As the chilly fall air rolls in, you may notice something peculiar happening with your windows. Despite not having had issues the rest of the year, tiny water droplets are now forming on the panes, fogging up your view of the outdoors. You try to wipe the water off with a paper towel, but alas – it comes right back! What’s going on here, and how do you fix the problem?
Why Is There Condensation on My Windows?
Condensation is a process that occurs when muggy air comes in contact with a cold surface. As the air nears the surface, it cools and contracts, losing its ability to hold the same amount of water. This moisture then adheres to the cold surface – in this case, your window.
Why you have window condensation depends on where the water appears.
- On the Outside – If you can’t wipe the moisture from your window pane and you see it on all your windows, especially in the morning, the condensation is on the outside of your home. This is normal and not harmful to you or your house.
- On the Inside – Take your finger and see if you can draw a line in the droplets on your window. If you can, the condensation is on the inside. This means your home has high humidity. Preventing condensation buildup requires lowering the humidity, but if you or a loved one need to run a humidifier for medical reasons, this may not be an option.
- Between Panes – This can only happen if you have double-paned windows. If you notice one window has water droplets and you cannot wipe the condensation, the seal on your window is likely broken. This isn’t only an annoying eyesore, it also means the insulation value of your windows is compromised and you’d likely benefit from replacement.
Window condensation is largely dependent on the local climate. Cities like Houston have particularly high levels of humidity, even in the fall and winter, which means Texans need to be extra vigilant. In addition to climate, the following situations can also increase a home’s humidity:
- Construction in the past year or so
- Heavy use of water in the home (cooking, showering, etc.)
- Lack of ventilation
- Seasonal change or cold snap
- Fireplace use
- Possession of indoor plants
Ideally, your humidity levels should be between 30 percent and 50 percent to prevent mold, and definitely not above 60 percent. To track your home’s humidity, purchase an inexpensive hygrometer and monitor how the humidity changes depending on the time of year, weather conditions and your activities.
What Does High Humidity Mean for My Home?
Window condensation might not seem like a major inconvenience, but it’s not a good idea to ignore this symptom for too long. High humidity has costly consequences that compound over time.
- Discomfort – If your house is unusually humid, you’re more likely to be physically uncomfortable. High humidity makes it hard for your sweat to evaporate since the air is already saturated, so you may never feel fully clean.
- Health Issues – Excess moisture encourages the proliferation of mold and dust mites.
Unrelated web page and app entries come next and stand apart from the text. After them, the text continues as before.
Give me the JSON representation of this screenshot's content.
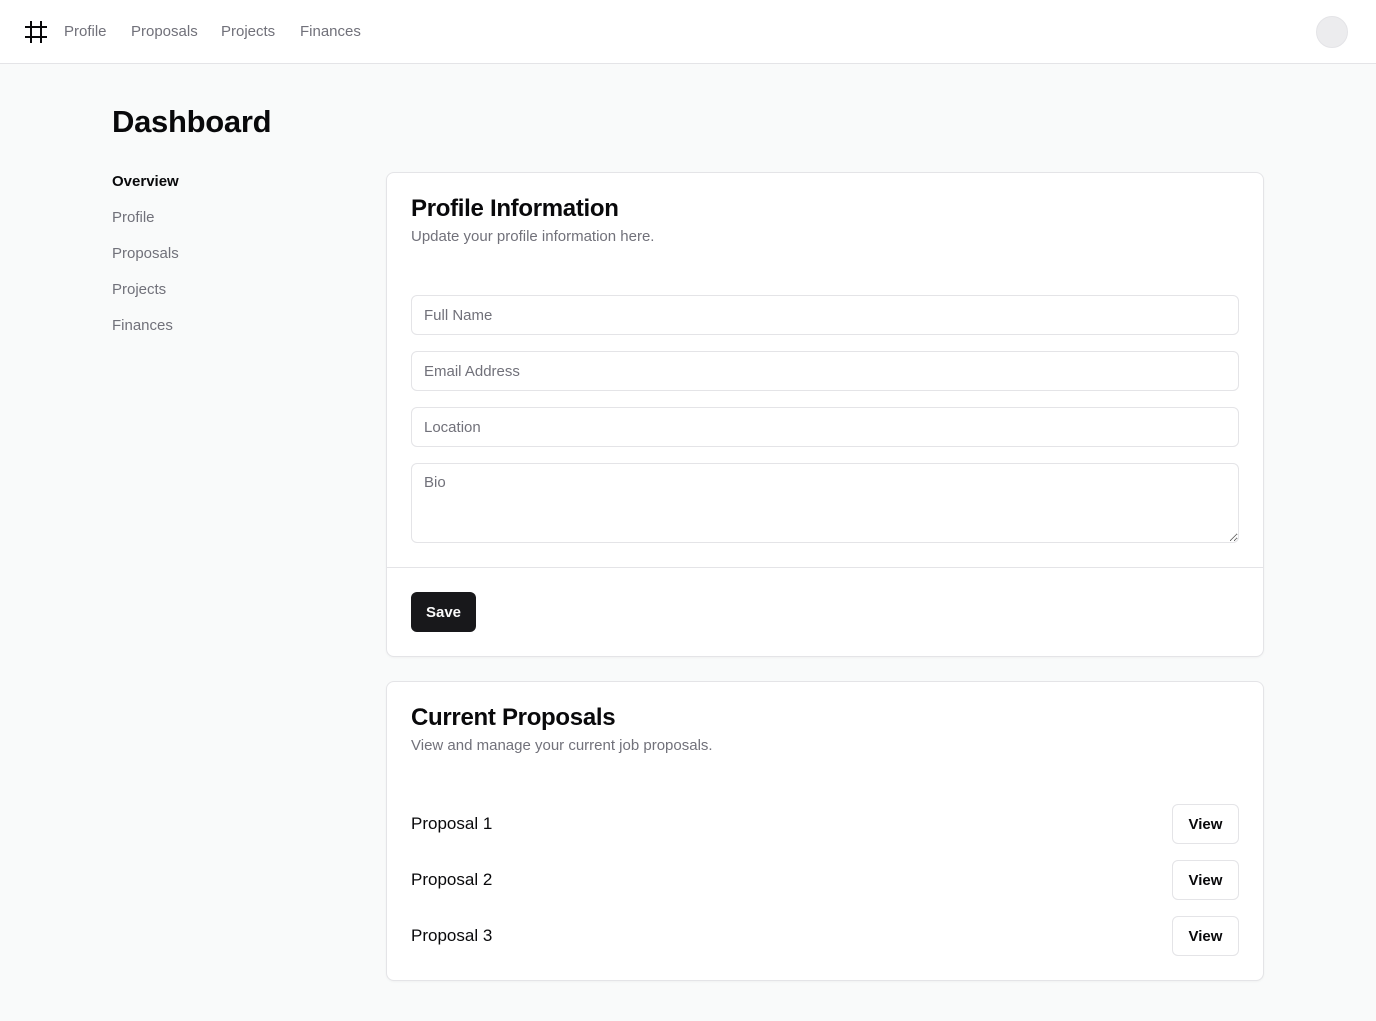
{
  "topbar": {
    "logo_icon": "hash-icon",
    "nav": [
      "Profile",
      "Proposals",
      "Projects",
      "Finances"
    ]
  },
  "page": {
    "title": "Dashboard"
  },
  "sidebar": {
    "items": [
      "Overview",
      "Profile",
      "Proposals",
      "Projects",
      "Finances"
    ],
    "active": "Overview"
  },
  "profile_card": {
    "title": "Profile Information",
    "description": "Update your profile information here.",
    "fields": {
      "full_name": {
        "placeholder": "Full Name",
        "value": ""
      },
      "email": {
        "placeholder": "Email Address",
        "value": ""
      },
      "location": {
        "placeholder": "Location",
        "value": ""
      },
      "bio": {
        "placeholder": "Bio",
        "value": ""
      }
    },
    "save_label": "Save"
  },
  "proposals_card": {
    "title": "Current Proposals",
    "description": "View and manage your current job proposals.",
    "items": [
      {
        "name": "Proposal 1",
        "action": "View"
      },
      {
        "name": "Proposal 2",
        "action": "View"
      },
      {
        "name": "Proposal 3",
        "action": "View"
      }
    ]
  },
  "colors": {
    "primary": "#18181b",
    "muted_text": "#71717a",
    "border": "#e4e4e7",
    "background": "#f9fafa"
  }
}
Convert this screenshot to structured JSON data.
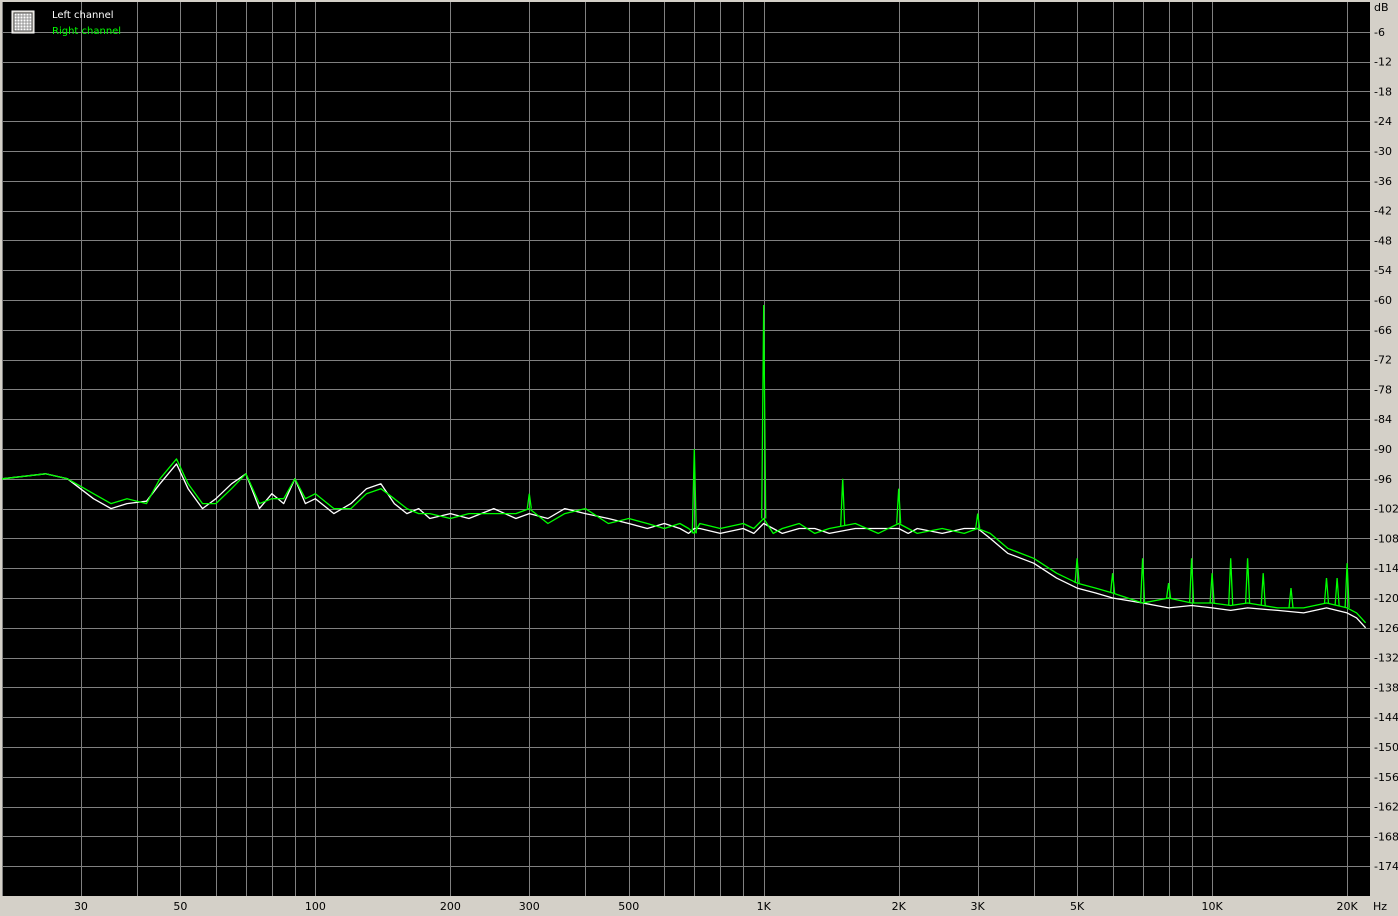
{
  "legend": {
    "icon": "grid-icon",
    "items": [
      {
        "label": "Left channel",
        "color": "#ffffff"
      },
      {
        "label": "Right channel",
        "color": "#00ff00"
      }
    ]
  },
  "colors": {
    "background": "#000000",
    "grid": "#808080",
    "frame": "#d4d0c8"
  },
  "chart_data": {
    "type": "line",
    "title": "",
    "xlabel": "",
    "ylabel": "",
    "x_unit": "Hz",
    "y_unit": "dB",
    "x_scale": "log",
    "xlim": [
      20,
      22500
    ],
    "ylim": [
      -180,
      0
    ],
    "x_ticks": [
      {
        "v": 30,
        "label": "30"
      },
      {
        "v": 50,
        "label": "50"
      },
      {
        "v": 100,
        "label": "100"
      },
      {
        "v": 200,
        "label": "200"
      },
      {
        "v": 300,
        "label": "300"
      },
      {
        "v": 500,
        "label": "500"
      },
      {
        "v": 1000,
        "label": "1K"
      },
      {
        "v": 2000,
        "label": "2K"
      },
      {
        "v": 3000,
        "label": "3K"
      },
      {
        "v": 5000,
        "label": "5K"
      },
      {
        "v": 10000,
        "label": "10K"
      },
      {
        "v": 20000,
        "label": "20K"
      }
    ],
    "y_ticks": [
      -6,
      -12,
      -18,
      -24,
      -30,
      -36,
      -42,
      -48,
      -54,
      -60,
      -66,
      -72,
      -78,
      -84,
      -90,
      -96,
      -102,
      -108,
      -114,
      -120,
      -126,
      -132,
      -138,
      -144,
      -150,
      -156,
      -162,
      -168,
      -174
    ],
    "grid": true,
    "legend_position": "top-left",
    "series": [
      {
        "name": "Left channel",
        "color": "#ffffff",
        "x": [
          20,
          25,
          28,
          32,
          35,
          38,
          42,
          45,
          49,
          52,
          56,
          60,
          65,
          70,
          75,
          80,
          85,
          90,
          95,
          100,
          110,
          120,
          130,
          140,
          150,
          160,
          170,
          180,
          200,
          220,
          250,
          280,
          300,
          330,
          360,
          400,
          450,
          500,
          550,
          600,
          650,
          680,
          700,
          720,
          800,
          900,
          950,
          1000,
          1050,
          1100,
          1200,
          1300,
          1400,
          1600,
          1800,
          2000,
          2100,
          2200,
          2500,
          2800,
          3000,
          3200,
          3500,
          4000,
          4500,
          5000,
          5500,
          6000,
          7000,
          8000,
          9000,
          10000,
          11000,
          12000,
          14000,
          16000,
          18000,
          20000,
          21000,
          22000
        ],
        "y": [
          -96,
          -95,
          -96,
          -100,
          -102,
          -101,
          -100.5,
          -97,
          -93,
          -98,
          -102,
          -100,
          -97,
          -95,
          -102,
          -99,
          -101,
          -96,
          -101,
          -100,
          -103,
          -101,
          -98,
          -97,
          -101,
          -103,
          -102,
          -104,
          -103,
          -104,
          -102,
          -104,
          -103,
          -104,
          -102,
          -103,
          -104,
          -105,
          -106,
          -105,
          -106,
          -107,
          -106,
          -106,
          -107,
          -106,
          -107,
          -105,
          -106,
          -107,
          -106,
          -106,
          -107,
          -106,
          -106,
          -106,
          -107,
          -106,
          -107,
          -106,
          -106,
          -108,
          -111,
          -113,
          -116,
          -118,
          -119,
          -120,
          -121,
          -122,
          -121.5,
          -122,
          -122.5,
          -122,
          -122.5,
          -123,
          -122,
          -123,
          -124,
          -126
        ]
      },
      {
        "name": "Right channel",
        "color": "#00ff00",
        "x": [
          20,
          25,
          28,
          32,
          35,
          38,
          42,
          45,
          49,
          52,
          56,
          60,
          65,
          70,
          75,
          80,
          85,
          90,
          95,
          100,
          110,
          120,
          130,
          140,
          150,
          160,
          170,
          180,
          200,
          220,
          250,
          280,
          300,
          330,
          360,
          400,
          450,
          500,
          550,
          600,
          650,
          680,
          700,
          720,
          800,
          900,
          950,
          1000,
          1050,
          1100,
          1200,
          1300,
          1400,
          1600,
          1800,
          2000,
          2100,
          2200,
          2500,
          2800,
          3000,
          3200,
          3500,
          4000,
          4500,
          5000,
          5500,
          6000,
          7000,
          8000,
          9000,
          10000,
          11000,
          12000,
          14000,
          16000,
          18000,
          20000,
          21000,
          22000
        ],
        "y": [
          -96,
          -95,
          -96,
          -99,
          -101,
          -100,
          -101,
          -96,
          -92,
          -97,
          -101,
          -101,
          -98,
          -95,
          -101,
          -100,
          -100,
          -96,
          -100,
          -99,
          -102,
          -102,
          -99,
          -98,
          -100,
          -102,
          -103,
          -103,
          -104,
          -103,
          -103,
          -103,
          -102,
          -105,
          -103,
          -102,
          -105,
          -104,
          -105,
          -106,
          -105,
          -106,
          -107,
          -105,
          -106,
          -105,
          -106,
          -104,
          -107,
          -106,
          -105,
          -107,
          -106,
          -105,
          -107,
          -105,
          -106,
          -107,
          -106,
          -107,
          -106,
          -107,
          -110,
          -112,
          -115,
          -117,
          -118,
          -119,
          -121,
          -120,
          -121,
          -121,
          -121.5,
          -121,
          -122,
          -122,
          -121,
          -122,
          -123,
          -125
        ]
      }
    ],
    "peaks": [
      {
        "x": 1000,
        "y": -61
      },
      {
        "x": 700,
        "y": -90
      },
      {
        "x": 300,
        "y": -99
      },
      {
        "x": 1500,
        "y": -96
      },
      {
        "x": 2000,
        "y": -98
      },
      {
        "x": 3000,
        "y": -103
      },
      {
        "x": 5000,
        "y": -112
      },
      {
        "x": 6000,
        "y": -115
      },
      {
        "x": 7000,
        "y": -112
      },
      {
        "x": 8000,
        "y": -117
      },
      {
        "x": 9000,
        "y": -112
      },
      {
        "x": 10000,
        "y": -115
      },
      {
        "x": 11000,
        "y": -112
      },
      {
        "x": 12000,
        "y": -112
      },
      {
        "x": 13000,
        "y": -115
      },
      {
        "x": 15000,
        "y": -118
      },
      {
        "x": 18000,
        "y": -116
      },
      {
        "x": 19000,
        "y": -116
      },
      {
        "x": 20000,
        "y": -113
      }
    ]
  }
}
Mold can be toxic, and both can cause allergic reactions, worsen asthma and wreak havoc on your respiratory system.
- Expensive Energy Bills – You’ll either spend more money on air conditioning to keep your house a reasonable temperature, or you’ll waste heat by opening your windows to dry your house out.
Allied Siding & Windows Can Make Condensation Disappear
There are many short-term fixes for humidity problems in your home, including extra ventilation and dehumidifiers, but the best solution might be replacing your windows. If you suspect a broken seal, notice mold or warping around your current window, or simply want to upgrade to more efficient, double-paned windows, it’s time for a professional solution.
Allied Siding & Windows is proud to offer the highest quality brand name windows to homeowners in Houston, Austin and Dallas for the past 25 years. We can assess any damage and recommend the best window replacement to match the look and feel of your home. We even remove your old window without charging extra! Call us to inquire about your window replacement today.
See our infographic below for quick tips on how to wipe out window condensation.